§ YOUR GOAL
Where does the word "icon" show up in the records? Copy every line that has it.

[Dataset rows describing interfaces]
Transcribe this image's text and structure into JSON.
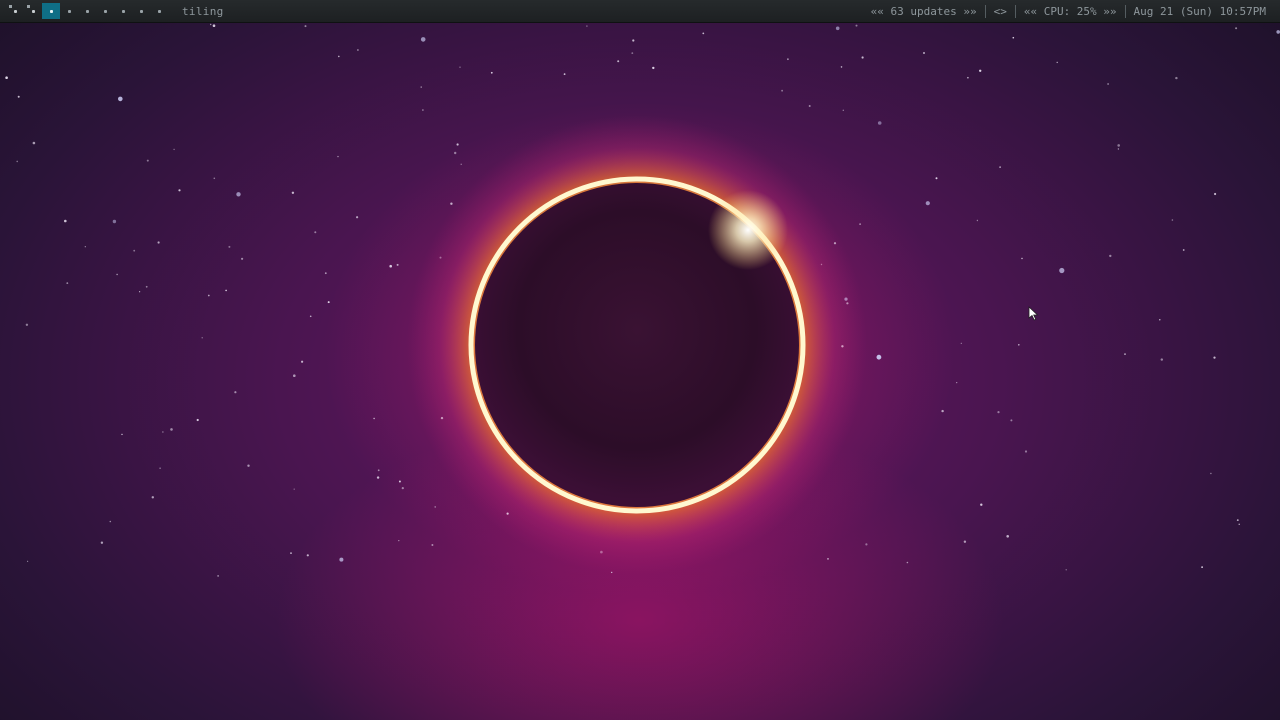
{
  "topbar": {
    "tags": [
      {
        "name": "tag-1",
        "state": "occupied"
      },
      {
        "name": "tag-2",
        "state": "occupied"
      },
      {
        "name": "tag-3",
        "state": "active"
      },
      {
        "name": "tag-4",
        "state": "empty"
      },
      {
        "name": "tag-5",
        "state": "empty"
      },
      {
        "name": "tag-6",
        "state": "empty"
      },
      {
        "name": "tag-7",
        "state": "empty"
      },
      {
        "name": "tag-8",
        "state": "empty"
      },
      {
        "name": "tag-9",
        "state": "empty"
      }
    ],
    "layout_label": "tiling",
    "updates_label": "«« 63 updates »»",
    "layout_toggle_label": "<>",
    "cpu_label": "«« CPU: 25% »»",
    "clock_label": "Aug 21 (Sun) 10:57PM"
  },
  "colors": {
    "bar_bg": "#1f2224",
    "active_tag": "#0f6e86",
    "bar_text": "#8d969b",
    "corona": "#ffd060",
    "sky": "#4a1550"
  },
  "desktop": {
    "wallpaper": "solar-eclipse",
    "cursor": "arrow-pointer"
  }
}
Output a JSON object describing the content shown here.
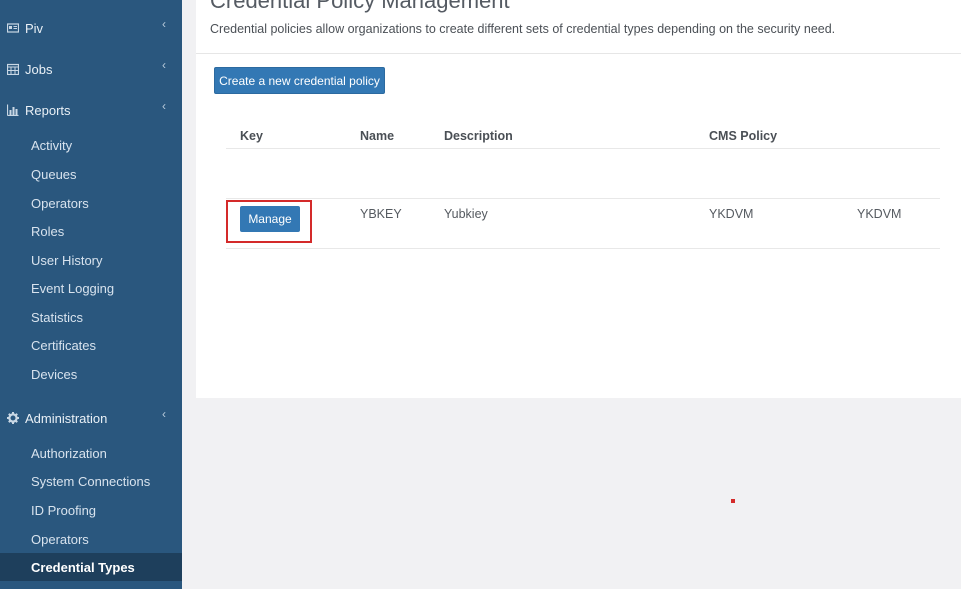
{
  "sidebar": {
    "sections": [
      {
        "label": "Piv",
        "icon": "id-card-icon"
      },
      {
        "label": "Jobs",
        "icon": "calendar-icon"
      },
      {
        "label": "Reports",
        "icon": "bar-chart-icon"
      },
      {
        "label": "Administration",
        "icon": "gear-icon"
      }
    ],
    "reports_items": [
      "Activity",
      "Queues",
      "Operators",
      "Roles",
      "User History",
      "Event Logging",
      "Statistics",
      "Certificates",
      "Devices"
    ],
    "admin_items": [
      "Authorization",
      "System Connections",
      "ID Proofing",
      "Operators",
      "Credential Types"
    ],
    "active_item": "Credential Types"
  },
  "main": {
    "title": "Credential Policy Management",
    "subtitle": "Credential policies allow organizations to create different sets of credential types depending on the security need.",
    "create_button": "Create a new credential policy",
    "table": {
      "headers": [
        "Key",
        "Name",
        "Description",
        "CMS Policy"
      ],
      "rows": [
        {
          "action": "Manage",
          "name": "YBKEY",
          "description": "Yubkiey",
          "cms_policy": "YKDVM",
          "extra": "YKDVM"
        }
      ]
    }
  },
  "colors": {
    "sidebar_bg": "#2a577e",
    "active_bg": "#1e3f5c",
    "accent": "#3378b4",
    "highlight": "#d42a2a"
  }
}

§ RESULT FOR THIS TASK
        "icon": "id-card-icon"
        "icon": "calendar-icon"
        "icon": "bar-chart-icon"
        "icon": "gear-icon"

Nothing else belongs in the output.